= Beginning of Section =

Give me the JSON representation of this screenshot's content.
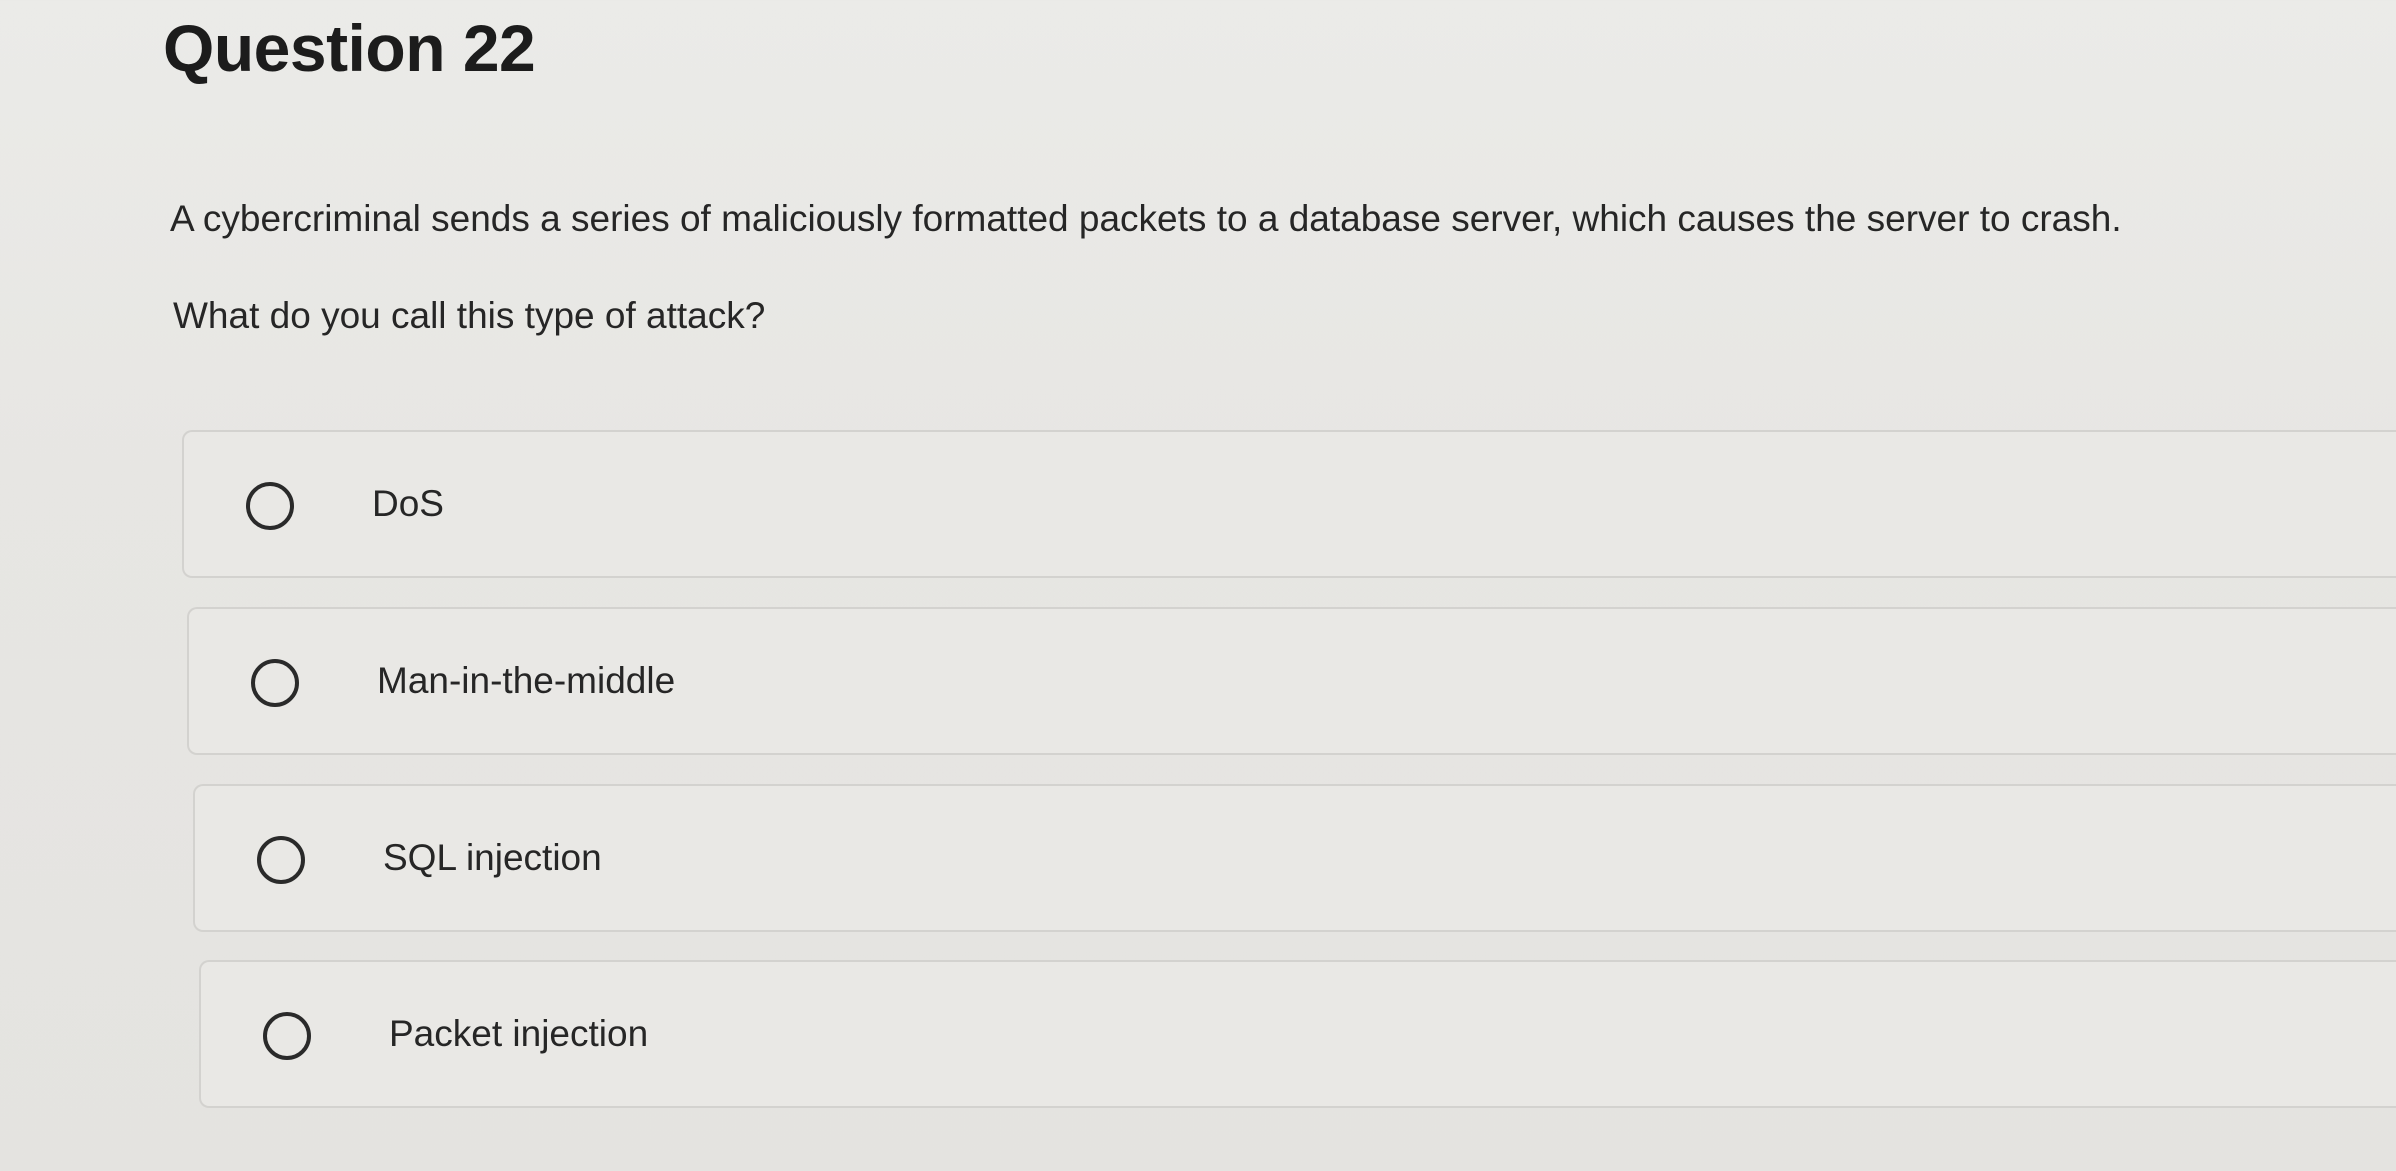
{
  "question": {
    "title": "Question 22",
    "text": "A cybercriminal sends a series of maliciously formatted packets to a database server, which causes the server to crash.",
    "prompt": "What do you call this type of attack?"
  },
  "options": [
    {
      "label": "DoS",
      "selected": false
    },
    {
      "label": "Man-in-the-middle",
      "selected": false
    },
    {
      "label": "SQL injection",
      "selected": false
    },
    {
      "label": "Packet injection",
      "selected": false
    }
  ],
  "colors": {
    "background": "#e8e7e4",
    "text": "#262626",
    "border": "#d3d2cf"
  }
}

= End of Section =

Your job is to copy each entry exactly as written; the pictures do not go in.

Give me the JSON representation of this screenshot's content.
{
  "question": {
    "title": "Question 22",
    "text": "A cybercriminal sends a series of maliciously formatted packets to a database server, which causes the server to crash.",
    "prompt": "What do you call this type of attack?"
  },
  "options": [
    {
      "label": "DoS",
      "selected": false
    },
    {
      "label": "Man-in-the-middle",
      "selected": false
    },
    {
      "label": "SQL injection",
      "selected": false
    },
    {
      "label": "Packet injection",
      "selected": false
    }
  ],
  "colors": {
    "background": "#e8e7e4",
    "text": "#262626",
    "border": "#d3d2cf"
  }
}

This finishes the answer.